It is important not to confuse this question—as Wilson regrettably does—with the question of whether individuals benefit from living in groups. Of course they do. Penguins huddle for warmth. That’s not group selection: every individual benefits. Lionesses hunting in groups catch more and larger prey than a lone hunter could: enough to make it worthwhile for everyone. Again, every individual benefits: group welfare is strictly incidental. Birds in flocks and fish in schools achieve safety in numbers, and may also conserve energy by riding each other’s slipstreams—the same effect as racing cyclists sometimes exploit.
Such individual advantages in group living are important but they have nothing to do with group selection. Group selection would imply that a group does something equivalent to surviving or dying, something equivalent to reproducing itself, and that it has something you could call a group phenotype, such that genes might influence its development, and hence their own survival.
It is a common mistake to invoke the process of group selection to explain adaptations of animals for living in groups. Many of these, including reciprocal altruism, may well have evolved by individual selection. That’s not just a guess, for models can easily produce such results using biologically realistic assumptions.
I’ll let you enjoy the longish review on your own, but will tender the conclusion:
Edward Wilson has made important discoveries of his own. His place in history is assured, and so is Hamilton’s. Please do read Wilson’s earlier books, including the monumental The Ants, written jointly with Bert Hölldobler (yet another world expert who will have no truck with group selection). As for the book under review, the theoretical errors I have explained are important, pervasive, and integral to its thesis in a way that renders it impossible to recommend. To borrow from Dorothy Parker, this is not a book to be tossed lightly aside. It should be thrown with great force. And sincere regret.

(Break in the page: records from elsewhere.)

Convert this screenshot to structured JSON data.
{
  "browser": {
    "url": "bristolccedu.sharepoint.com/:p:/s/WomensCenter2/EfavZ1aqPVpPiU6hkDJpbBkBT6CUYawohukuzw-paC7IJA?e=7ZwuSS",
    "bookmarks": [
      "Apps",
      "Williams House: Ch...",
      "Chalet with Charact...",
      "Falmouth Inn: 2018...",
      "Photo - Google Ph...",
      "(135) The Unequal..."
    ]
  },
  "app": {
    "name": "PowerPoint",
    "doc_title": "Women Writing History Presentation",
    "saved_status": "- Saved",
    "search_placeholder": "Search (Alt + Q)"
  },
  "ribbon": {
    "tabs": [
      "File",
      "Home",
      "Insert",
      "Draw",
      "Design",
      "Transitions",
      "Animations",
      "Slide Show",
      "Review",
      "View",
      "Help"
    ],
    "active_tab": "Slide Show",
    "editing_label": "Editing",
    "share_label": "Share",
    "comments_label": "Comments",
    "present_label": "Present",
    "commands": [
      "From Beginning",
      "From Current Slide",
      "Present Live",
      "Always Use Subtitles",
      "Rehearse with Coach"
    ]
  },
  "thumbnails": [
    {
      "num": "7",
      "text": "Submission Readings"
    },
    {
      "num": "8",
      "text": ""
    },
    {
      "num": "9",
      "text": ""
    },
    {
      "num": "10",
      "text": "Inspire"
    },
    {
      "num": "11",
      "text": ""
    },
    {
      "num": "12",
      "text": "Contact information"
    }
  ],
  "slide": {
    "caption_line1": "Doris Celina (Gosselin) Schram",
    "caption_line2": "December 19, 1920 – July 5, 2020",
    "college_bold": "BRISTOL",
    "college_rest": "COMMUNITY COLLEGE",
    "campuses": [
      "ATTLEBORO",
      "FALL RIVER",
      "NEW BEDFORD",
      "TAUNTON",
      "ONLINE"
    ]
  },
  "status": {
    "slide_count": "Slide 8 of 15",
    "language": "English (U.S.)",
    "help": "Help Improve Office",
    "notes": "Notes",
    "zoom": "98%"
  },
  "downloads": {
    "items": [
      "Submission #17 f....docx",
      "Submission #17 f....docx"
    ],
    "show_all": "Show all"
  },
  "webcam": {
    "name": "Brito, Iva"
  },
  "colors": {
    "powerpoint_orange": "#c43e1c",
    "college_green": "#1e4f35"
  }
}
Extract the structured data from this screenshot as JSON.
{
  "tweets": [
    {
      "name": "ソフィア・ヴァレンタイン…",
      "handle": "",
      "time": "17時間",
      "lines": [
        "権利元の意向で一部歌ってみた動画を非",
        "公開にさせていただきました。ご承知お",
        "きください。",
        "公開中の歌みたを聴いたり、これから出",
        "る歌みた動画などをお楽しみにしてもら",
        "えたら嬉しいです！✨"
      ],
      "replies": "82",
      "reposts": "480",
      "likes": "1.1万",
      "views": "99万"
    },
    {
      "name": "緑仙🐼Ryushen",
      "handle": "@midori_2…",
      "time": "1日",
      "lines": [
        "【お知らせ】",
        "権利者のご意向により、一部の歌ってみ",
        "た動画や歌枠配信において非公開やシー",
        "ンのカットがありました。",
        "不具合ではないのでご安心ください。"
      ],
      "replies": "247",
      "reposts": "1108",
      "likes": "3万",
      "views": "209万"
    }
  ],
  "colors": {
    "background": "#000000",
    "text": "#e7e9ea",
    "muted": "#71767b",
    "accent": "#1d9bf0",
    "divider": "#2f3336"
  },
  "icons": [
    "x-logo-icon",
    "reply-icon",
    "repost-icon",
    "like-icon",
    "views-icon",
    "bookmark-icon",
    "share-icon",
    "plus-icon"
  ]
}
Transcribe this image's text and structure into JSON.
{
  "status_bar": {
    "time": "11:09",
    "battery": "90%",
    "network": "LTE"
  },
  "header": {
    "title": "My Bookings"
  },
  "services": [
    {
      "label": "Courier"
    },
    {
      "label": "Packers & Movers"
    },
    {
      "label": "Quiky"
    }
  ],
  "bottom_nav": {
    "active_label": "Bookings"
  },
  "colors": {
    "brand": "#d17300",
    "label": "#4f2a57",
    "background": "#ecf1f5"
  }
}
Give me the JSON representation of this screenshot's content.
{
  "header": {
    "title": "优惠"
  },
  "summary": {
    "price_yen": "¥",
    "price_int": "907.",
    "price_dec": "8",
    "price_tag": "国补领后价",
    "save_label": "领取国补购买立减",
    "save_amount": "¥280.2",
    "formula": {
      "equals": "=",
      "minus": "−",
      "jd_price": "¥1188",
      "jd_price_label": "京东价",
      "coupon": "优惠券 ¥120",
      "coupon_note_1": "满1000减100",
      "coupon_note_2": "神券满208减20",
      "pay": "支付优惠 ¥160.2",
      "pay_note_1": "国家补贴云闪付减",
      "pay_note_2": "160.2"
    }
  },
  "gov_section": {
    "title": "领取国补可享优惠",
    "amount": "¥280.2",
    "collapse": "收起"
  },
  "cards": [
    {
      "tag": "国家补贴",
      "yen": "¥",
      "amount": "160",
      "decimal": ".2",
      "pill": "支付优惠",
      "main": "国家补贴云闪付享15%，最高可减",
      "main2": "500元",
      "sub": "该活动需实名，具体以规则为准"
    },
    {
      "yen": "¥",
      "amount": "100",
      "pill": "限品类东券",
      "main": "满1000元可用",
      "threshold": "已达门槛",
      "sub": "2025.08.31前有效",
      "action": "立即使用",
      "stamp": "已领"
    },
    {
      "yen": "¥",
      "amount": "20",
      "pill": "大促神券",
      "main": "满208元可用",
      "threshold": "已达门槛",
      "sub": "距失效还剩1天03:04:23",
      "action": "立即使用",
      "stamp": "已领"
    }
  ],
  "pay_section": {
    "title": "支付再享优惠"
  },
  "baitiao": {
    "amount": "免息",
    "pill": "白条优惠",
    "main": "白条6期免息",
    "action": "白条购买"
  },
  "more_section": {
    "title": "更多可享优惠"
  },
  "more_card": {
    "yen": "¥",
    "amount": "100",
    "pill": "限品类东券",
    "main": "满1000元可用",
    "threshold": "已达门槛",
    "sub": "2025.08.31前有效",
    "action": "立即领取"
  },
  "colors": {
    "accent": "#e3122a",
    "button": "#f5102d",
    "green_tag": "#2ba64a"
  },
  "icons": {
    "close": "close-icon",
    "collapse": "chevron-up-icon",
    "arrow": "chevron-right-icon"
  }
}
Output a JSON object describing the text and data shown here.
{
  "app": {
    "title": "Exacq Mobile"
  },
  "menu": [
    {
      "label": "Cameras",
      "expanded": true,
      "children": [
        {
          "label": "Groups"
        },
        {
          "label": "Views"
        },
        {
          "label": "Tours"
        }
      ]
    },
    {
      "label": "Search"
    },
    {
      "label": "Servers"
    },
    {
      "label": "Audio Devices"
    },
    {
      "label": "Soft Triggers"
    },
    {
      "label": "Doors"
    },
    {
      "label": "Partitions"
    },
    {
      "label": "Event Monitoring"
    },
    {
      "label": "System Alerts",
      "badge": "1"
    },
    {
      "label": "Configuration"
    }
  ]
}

Although I haven’t yet read the book, I share Richard’s dismay about Wilson’s late-life rejection of kin selection. Wilson is indisputably a giant of modern biology—one of the last of the greats in his generation—and it only tarnishes his legacy to wind up dissing one of the most productive concepts in modern evolutionary biology—inclusive fitness (the basis of “kin selection). As I’ve said before, there is powerful evidence in favor of the inclusive-fitness explanation of eusociality (the situation in which a colony or group consists of sterile “castes” whose efforts increase the reproductive output of the fertile “queen”). That evidence includes not only the fact that all eusocial insects descend from ancestors who mated only once (a powerful prediction of inclusive fitness theory) and a higher ratio of queens than male drones produced by the sterile worker bees, something repeatedly confirmed by observation.
You can buy Wilson’s book here for only $16.66 in hardback.